Prime residential property in Berlin and Paris is in high demand
Berlin has the fastest-growing prime residential property prices
The slowdown seen across the world’s leading prime city housing markets during the second half of 2018 continued into 2019. The Savills World Cities Prime Residential Index rose by 0.4% in the first half of 2019, taking annual growth to 0.7%. This compares with an annual increase of 5.1% in the year to June 2018.
However, there are exceptions. The stand-out growth for prime residential property over the past year has been in Berlin and Paris, which have recorded a rise of approximately 8% each. Both markets have benefited from low supply levels and increasing demand from international and domestic buyers.
The six months to June 2019 marked a turning point for a number of Chinese cities as prices increased following falls during the second half of 2018. This follows a slight loosening of housing restrictions as the economy slows in response to internal and external factors.
A similar trend was seen in Moscow, as prices increased 1.2% in the first half of 2019 following years of price falls as Russian money returns to the capital.

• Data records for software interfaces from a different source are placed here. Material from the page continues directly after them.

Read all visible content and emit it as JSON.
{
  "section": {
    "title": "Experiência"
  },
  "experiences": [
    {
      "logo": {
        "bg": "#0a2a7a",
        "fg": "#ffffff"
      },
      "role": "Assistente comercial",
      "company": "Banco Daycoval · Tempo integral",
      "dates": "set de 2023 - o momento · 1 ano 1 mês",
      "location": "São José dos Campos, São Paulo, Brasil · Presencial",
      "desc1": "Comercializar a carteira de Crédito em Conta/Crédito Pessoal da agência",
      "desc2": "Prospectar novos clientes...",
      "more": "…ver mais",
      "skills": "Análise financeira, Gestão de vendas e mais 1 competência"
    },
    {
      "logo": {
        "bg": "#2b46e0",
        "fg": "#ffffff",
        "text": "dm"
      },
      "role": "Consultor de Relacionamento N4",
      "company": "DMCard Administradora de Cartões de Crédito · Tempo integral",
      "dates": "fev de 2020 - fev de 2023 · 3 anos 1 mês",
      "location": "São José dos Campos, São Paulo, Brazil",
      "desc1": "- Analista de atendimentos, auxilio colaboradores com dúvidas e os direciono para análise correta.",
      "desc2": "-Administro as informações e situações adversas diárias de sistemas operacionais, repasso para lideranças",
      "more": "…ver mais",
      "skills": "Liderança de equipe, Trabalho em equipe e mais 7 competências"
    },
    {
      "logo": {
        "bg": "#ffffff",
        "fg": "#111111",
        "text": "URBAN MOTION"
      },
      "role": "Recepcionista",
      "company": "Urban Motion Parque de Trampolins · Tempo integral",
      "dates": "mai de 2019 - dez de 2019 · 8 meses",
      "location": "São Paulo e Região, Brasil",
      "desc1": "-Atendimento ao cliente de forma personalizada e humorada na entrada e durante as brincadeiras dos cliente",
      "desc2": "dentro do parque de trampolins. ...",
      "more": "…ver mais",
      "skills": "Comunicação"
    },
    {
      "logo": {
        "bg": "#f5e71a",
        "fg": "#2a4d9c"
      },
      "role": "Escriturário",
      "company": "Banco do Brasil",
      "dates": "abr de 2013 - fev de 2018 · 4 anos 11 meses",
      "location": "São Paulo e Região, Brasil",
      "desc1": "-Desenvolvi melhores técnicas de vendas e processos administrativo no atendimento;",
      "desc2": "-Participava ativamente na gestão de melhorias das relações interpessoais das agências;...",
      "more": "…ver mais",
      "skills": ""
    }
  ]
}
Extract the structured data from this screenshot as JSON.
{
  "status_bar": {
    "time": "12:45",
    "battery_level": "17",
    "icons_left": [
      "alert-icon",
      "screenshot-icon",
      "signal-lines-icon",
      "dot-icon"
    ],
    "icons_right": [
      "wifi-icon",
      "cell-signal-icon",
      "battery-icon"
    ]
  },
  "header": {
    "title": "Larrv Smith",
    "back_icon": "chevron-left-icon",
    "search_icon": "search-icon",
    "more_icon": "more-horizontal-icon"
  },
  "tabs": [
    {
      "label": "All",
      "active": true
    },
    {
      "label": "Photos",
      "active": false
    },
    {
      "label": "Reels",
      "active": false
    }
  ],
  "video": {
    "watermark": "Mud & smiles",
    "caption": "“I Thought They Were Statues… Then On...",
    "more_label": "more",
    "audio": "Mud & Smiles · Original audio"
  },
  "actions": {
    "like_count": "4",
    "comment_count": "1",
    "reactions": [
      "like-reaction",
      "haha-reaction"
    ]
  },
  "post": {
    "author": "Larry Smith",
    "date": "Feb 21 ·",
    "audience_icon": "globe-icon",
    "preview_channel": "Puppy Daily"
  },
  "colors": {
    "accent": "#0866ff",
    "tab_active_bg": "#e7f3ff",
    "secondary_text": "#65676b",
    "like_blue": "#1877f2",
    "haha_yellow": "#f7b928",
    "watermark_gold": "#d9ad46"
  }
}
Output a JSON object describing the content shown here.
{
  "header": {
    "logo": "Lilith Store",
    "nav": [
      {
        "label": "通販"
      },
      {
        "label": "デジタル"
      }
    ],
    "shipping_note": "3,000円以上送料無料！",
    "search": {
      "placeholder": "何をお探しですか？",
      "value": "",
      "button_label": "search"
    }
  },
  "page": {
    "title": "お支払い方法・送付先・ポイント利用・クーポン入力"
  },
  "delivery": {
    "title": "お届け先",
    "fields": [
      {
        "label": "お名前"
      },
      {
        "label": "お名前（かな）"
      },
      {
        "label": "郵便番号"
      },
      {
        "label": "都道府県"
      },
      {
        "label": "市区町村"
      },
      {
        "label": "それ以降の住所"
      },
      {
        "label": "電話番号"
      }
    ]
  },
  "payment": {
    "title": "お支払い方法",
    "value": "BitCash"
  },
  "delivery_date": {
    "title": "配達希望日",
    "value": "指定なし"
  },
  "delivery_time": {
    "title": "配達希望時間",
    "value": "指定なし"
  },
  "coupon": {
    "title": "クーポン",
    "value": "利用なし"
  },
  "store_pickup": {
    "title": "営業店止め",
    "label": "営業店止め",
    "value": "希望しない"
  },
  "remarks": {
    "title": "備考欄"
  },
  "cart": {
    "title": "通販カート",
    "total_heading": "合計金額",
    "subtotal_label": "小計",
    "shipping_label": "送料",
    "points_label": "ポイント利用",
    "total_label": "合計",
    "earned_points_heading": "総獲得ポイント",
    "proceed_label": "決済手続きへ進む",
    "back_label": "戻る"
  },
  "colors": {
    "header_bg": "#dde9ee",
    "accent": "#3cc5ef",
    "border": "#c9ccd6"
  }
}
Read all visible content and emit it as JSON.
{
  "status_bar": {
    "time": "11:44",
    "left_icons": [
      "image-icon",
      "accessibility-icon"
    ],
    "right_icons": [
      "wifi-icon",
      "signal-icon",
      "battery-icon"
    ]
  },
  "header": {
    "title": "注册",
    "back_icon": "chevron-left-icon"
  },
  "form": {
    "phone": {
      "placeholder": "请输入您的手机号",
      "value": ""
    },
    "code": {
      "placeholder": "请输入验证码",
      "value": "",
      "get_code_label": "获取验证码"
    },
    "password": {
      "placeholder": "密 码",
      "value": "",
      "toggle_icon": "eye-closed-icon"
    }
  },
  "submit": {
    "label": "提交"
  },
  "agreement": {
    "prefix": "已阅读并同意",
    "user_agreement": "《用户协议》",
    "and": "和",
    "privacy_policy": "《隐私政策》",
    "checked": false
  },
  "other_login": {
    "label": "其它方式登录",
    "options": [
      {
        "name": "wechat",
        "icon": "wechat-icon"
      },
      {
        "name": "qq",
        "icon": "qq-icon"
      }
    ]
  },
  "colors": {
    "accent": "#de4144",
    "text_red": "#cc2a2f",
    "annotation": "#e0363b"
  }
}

In Kuala Lumpur and Bangkok, prime prices rose by nearly 2.5% in the first half of 2019, benefiting from international investment as prices are relatively low on the global stage.
New York, London, Sydney
Conversely, many US cities have seen prices fall over the first six months of 2019. Here, demand has been impacted by tax changes. The amount of state and local taxes that homeowners can deduct has been capped and the mortgage interest deduction was reduced from US$1 million to US$750,000 in mortgage debt. Additionally, in the case of New York and Miami, there are high levels of new build supply in the prime residential sector.
The impact of Brexit is still being felt in London, although the market is showing signs of levelling out as prices recorded their smallest fall since June 2014 as a shortage of stock in some markets is helping fuel demand.
The opposite is true in Sydney, as price falls accelerate following a change in mortgage regulations and increased taxes and restriction for international buyers.
There are a number of reasons why the prime residential markets in global cities are going through a slowdown. Government policies, the cost of money, increased supply and global economic uncertainty have all contributed. Despite these headwinds, we do not except significant price falls across the Index, but that growth will remain flat or experience small increases in value over the medium term.
Prime residential values are underpinned by a fundamental gap in supply and demand. Land is often limited in global cities so demand in these desirable cities outstrips supply. It is expected that high net worth individuals will continue to want to hold one or more world city prime residential properties as part of their portfolio, both as a store of wealth and as a base for work and leisure.
Over the short term, we expect European cities to continue to outperform as they benefit from Brexit and comparatively lower prices. Over the longer term, wealth generation will be critical to the growth of each city’s prime residential market, along with political and economic stability and favourable demographics.